----- THE RECORDS -----

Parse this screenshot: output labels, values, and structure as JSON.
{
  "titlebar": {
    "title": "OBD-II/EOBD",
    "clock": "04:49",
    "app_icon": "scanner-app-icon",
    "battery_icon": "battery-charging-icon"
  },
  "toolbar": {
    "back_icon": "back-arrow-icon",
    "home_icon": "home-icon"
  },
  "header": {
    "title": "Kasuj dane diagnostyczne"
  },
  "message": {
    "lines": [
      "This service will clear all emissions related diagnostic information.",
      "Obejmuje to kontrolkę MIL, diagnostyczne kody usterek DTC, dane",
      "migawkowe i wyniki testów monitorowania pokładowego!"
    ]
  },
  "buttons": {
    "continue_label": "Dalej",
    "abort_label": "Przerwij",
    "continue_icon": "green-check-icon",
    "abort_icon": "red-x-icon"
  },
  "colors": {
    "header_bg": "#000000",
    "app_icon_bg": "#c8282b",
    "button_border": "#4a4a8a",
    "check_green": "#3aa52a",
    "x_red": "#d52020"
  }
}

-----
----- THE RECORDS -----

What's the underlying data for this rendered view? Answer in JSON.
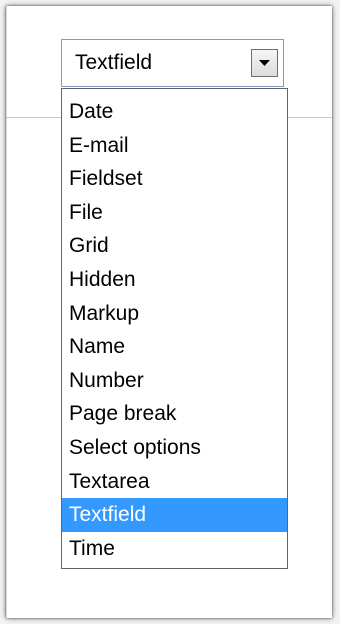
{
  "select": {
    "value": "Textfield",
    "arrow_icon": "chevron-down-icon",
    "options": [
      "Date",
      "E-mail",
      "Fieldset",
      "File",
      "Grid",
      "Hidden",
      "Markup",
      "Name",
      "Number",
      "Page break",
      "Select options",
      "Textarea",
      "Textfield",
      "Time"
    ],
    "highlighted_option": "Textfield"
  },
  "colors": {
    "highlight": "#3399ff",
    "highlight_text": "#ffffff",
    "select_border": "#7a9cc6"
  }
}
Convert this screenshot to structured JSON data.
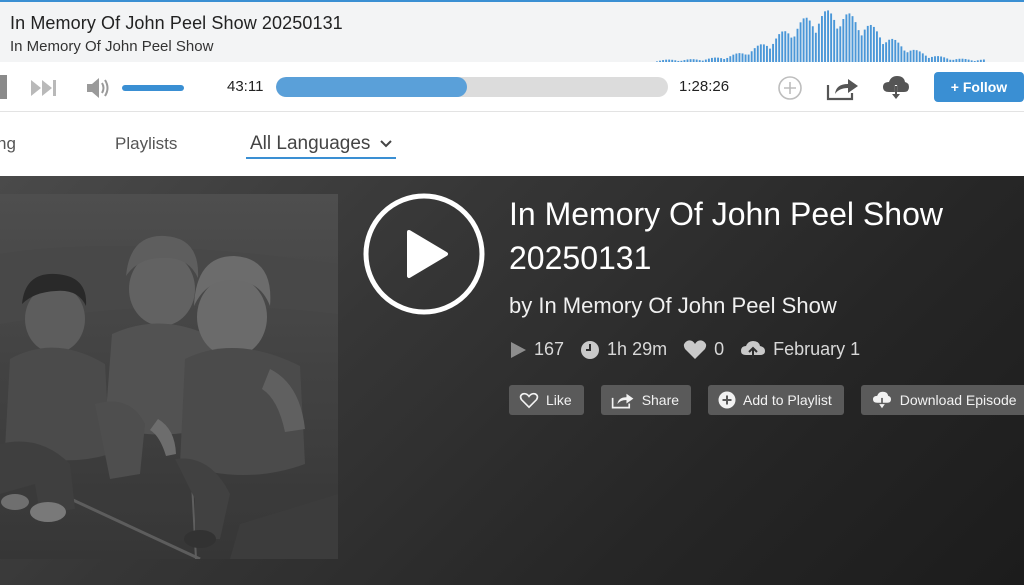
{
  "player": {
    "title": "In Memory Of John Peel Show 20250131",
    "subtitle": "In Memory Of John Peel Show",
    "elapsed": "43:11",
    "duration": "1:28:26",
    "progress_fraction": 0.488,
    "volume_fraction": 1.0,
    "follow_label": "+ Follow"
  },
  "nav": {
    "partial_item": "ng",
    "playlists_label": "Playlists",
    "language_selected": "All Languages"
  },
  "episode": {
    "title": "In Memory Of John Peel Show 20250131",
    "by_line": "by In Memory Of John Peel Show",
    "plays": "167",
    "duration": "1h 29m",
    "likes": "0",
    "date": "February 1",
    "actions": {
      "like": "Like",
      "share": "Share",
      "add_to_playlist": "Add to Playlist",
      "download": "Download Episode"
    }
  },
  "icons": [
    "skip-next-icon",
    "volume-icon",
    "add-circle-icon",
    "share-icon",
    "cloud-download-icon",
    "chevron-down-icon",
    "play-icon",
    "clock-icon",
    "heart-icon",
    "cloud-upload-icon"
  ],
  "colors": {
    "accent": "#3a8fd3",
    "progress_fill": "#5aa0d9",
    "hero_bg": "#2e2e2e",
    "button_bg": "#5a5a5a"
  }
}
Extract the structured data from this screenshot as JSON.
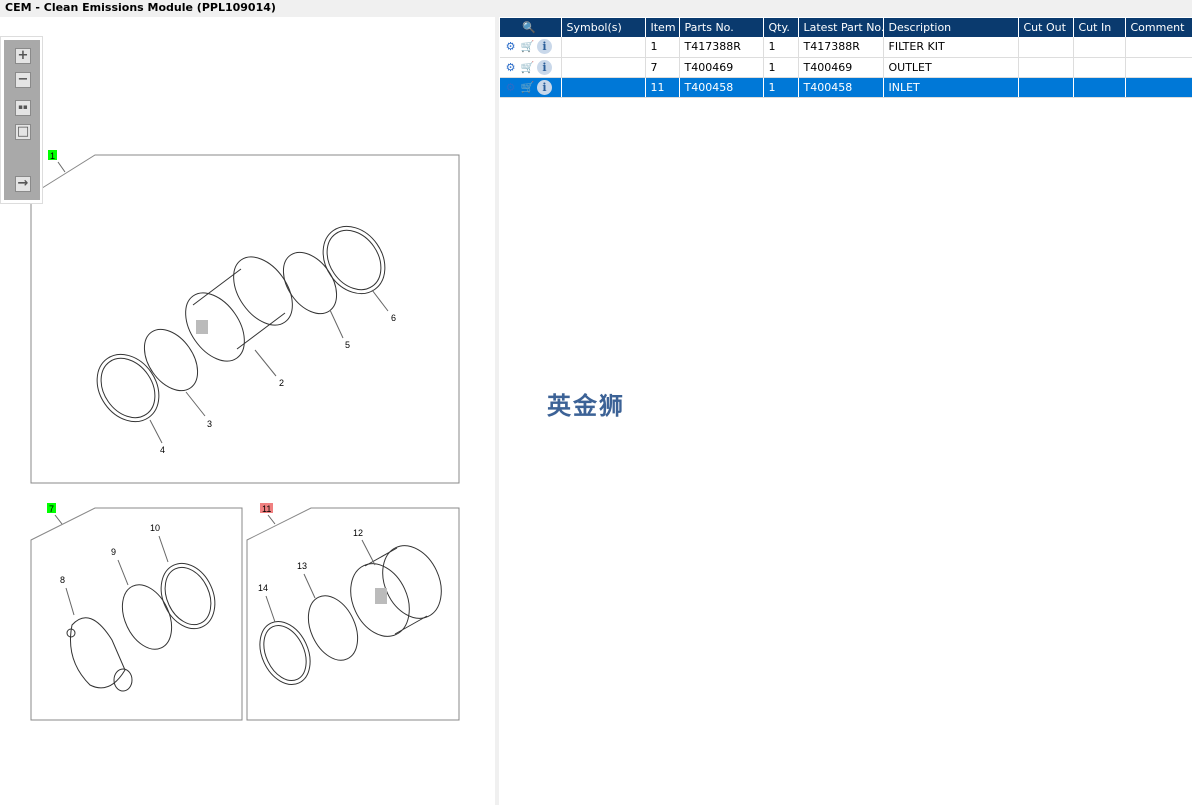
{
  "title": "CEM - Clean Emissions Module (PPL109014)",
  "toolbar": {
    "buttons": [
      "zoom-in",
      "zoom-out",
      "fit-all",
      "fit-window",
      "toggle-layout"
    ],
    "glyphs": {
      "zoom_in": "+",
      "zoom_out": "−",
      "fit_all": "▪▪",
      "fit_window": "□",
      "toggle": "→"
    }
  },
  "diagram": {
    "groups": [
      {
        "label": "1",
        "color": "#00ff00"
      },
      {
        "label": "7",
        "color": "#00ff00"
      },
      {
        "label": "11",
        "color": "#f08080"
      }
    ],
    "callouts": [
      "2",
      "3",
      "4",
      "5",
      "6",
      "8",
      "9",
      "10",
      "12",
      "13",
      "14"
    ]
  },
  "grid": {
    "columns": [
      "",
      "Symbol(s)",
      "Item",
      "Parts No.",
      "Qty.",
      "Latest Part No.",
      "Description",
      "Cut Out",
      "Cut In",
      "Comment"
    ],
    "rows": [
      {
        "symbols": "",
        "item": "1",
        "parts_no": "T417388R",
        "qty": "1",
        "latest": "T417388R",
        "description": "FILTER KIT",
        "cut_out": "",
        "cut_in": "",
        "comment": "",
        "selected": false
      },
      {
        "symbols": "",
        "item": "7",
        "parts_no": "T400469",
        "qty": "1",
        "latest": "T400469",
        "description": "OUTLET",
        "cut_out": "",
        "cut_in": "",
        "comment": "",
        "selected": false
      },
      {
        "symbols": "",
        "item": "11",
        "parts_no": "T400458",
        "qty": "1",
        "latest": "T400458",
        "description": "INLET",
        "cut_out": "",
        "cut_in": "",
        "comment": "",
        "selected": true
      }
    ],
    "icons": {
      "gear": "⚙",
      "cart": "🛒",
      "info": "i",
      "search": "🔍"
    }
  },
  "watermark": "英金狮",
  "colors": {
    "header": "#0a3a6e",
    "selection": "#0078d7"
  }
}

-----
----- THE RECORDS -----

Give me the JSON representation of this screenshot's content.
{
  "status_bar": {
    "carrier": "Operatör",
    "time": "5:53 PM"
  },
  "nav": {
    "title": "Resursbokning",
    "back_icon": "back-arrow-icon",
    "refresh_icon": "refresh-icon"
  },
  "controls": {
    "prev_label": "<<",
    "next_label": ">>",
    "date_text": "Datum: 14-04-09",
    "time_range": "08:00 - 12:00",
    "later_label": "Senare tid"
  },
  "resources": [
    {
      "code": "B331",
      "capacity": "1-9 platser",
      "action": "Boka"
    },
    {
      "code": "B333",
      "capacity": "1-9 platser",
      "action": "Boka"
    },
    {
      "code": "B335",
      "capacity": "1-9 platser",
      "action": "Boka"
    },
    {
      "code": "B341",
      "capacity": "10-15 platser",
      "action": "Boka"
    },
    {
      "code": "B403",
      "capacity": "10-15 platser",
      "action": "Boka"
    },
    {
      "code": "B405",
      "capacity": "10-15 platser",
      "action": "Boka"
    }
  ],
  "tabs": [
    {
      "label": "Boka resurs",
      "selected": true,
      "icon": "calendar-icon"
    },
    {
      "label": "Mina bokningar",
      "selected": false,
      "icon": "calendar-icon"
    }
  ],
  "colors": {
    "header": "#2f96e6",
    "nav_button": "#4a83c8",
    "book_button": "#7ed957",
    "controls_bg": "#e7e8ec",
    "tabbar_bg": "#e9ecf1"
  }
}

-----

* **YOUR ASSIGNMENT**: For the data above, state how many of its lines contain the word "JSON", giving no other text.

* **EXERCISE OUTPUT**: 5